I finally decided that it was time to do something about  the dead port so I started searching for a place to repair my wounded studio and I stumbled upon a website called iFixit.  I now love this site.  Not only did they have the replacement part I needed, they also had well photographed, step-by-step instructions on how to fix it myself.  After mulling over the costs for a couple of days, $130 including I/O board, tools, and freight, I decided to take the plunge and attempt open-case surgery on my laptop.  Parts ordered Thursday, and after waiting anxiously all day, parts delivered on Friday.

The kitchen table was already sequestered for random junk, so I decided to create a makeshift M*A*S*H facility on my bed.  I had ample light, a laid out light blue pillow case as a place for equipment and parts, and a quick borrowing of an IVAR shelf from my studio rig made for a solid surgical bed.  Now I wa ready to open up the patient.

Even though I’ve not had any previous reservations about opening up and working on any other computer I’ve owned, I was apprehensive about this one.  A laptop, where every nook and cranny is utilized, is quite different from the seemingly expansive insides of a desktop G3 or even my iMac.  Thankfully the well written instructions from iFixit made the operation a piece of cake.  Apparently, replacing the left I/O board is one of the most time intensive and difficult medical procedures on a MacBook Pro, but moving ahead slowly and deliberately for each step had the entire process done in about one hour, and that was with a couple of pauses to go check NCAA basketball tourney scores. (Go Wolverines and Zags!)

After surgery was complete, I fired up the laptop, started Logic, and plugged a midi controller into the now mended USB port.  I pressed a pad on the controller and the sound of moving electrons emitted from the speakers of my laptop.  Surgery was a success!

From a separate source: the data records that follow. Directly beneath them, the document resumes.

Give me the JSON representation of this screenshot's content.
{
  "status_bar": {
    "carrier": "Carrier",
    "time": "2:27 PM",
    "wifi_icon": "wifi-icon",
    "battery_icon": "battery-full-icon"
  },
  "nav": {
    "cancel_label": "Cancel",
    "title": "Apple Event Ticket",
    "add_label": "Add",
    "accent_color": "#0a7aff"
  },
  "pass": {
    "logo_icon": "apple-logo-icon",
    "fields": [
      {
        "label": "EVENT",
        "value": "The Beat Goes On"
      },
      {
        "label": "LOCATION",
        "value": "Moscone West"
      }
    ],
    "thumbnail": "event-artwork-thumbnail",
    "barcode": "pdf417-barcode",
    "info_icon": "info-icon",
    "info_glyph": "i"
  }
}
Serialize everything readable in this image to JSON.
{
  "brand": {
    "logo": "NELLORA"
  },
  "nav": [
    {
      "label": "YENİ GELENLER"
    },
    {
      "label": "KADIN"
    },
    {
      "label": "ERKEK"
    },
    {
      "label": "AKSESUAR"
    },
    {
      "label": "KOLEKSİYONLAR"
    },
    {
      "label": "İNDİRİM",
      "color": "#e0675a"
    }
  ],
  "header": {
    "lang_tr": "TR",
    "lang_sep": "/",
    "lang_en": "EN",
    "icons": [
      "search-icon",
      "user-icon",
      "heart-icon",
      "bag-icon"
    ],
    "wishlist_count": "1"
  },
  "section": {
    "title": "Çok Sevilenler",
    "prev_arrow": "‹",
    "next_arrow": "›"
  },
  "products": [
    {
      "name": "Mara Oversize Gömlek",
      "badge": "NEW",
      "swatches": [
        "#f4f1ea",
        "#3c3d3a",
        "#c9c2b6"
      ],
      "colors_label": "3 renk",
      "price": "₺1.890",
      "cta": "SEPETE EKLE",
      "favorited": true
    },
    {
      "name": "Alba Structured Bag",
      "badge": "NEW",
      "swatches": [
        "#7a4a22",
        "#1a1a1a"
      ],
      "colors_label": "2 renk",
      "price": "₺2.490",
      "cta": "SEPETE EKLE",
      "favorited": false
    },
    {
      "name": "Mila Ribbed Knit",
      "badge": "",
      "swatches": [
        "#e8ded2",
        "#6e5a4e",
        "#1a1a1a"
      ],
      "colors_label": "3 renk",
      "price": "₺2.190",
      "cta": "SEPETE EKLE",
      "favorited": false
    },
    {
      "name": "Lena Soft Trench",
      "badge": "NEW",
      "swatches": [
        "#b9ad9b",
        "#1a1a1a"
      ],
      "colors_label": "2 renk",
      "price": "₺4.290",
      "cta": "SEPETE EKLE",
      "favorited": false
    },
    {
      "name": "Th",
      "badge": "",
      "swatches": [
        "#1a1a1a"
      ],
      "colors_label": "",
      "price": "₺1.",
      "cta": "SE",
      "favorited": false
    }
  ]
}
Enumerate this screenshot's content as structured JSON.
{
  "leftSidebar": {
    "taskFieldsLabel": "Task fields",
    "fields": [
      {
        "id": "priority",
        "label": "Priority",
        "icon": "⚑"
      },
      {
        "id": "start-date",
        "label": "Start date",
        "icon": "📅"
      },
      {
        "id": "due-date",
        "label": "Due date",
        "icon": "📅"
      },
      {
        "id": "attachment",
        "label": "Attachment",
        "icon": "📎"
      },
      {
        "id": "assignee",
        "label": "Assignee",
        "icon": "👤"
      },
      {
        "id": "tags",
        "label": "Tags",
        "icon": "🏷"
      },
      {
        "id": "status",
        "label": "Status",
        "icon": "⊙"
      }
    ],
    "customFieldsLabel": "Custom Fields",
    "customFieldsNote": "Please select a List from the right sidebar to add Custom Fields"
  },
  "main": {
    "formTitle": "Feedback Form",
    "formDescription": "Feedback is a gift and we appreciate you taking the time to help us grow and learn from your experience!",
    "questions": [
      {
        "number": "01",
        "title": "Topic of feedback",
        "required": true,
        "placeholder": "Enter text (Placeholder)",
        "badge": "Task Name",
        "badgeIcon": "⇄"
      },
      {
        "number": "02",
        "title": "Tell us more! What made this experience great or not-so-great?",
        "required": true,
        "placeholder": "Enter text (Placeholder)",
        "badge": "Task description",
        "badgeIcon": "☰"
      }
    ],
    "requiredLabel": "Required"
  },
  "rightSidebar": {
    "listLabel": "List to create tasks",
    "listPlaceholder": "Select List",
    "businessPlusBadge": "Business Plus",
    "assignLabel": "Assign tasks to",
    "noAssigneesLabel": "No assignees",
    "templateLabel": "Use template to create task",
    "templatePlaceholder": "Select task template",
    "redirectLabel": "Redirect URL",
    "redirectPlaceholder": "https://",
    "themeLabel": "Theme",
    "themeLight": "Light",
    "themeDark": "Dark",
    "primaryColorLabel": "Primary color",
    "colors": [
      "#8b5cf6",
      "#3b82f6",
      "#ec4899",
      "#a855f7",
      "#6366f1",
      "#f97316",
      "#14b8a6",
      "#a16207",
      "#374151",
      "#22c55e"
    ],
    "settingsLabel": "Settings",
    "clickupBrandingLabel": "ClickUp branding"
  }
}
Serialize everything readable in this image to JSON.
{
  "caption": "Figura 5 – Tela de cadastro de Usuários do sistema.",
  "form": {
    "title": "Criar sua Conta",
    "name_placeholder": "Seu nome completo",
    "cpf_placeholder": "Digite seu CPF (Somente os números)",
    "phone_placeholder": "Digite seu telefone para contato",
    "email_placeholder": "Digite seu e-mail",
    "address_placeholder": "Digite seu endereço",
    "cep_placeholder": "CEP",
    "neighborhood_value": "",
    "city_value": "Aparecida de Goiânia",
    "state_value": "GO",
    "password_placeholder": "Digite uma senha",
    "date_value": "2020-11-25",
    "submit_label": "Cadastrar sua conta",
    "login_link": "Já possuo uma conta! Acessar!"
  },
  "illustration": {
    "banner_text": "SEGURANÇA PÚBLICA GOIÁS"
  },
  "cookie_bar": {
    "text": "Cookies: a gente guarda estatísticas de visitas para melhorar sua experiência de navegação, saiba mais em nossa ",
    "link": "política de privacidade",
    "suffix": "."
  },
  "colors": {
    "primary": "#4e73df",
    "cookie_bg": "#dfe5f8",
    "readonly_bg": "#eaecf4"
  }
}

I am very happy with my new I/O ports, and even though I won’t be wary of mending my laptop again, I hope I don’t have to.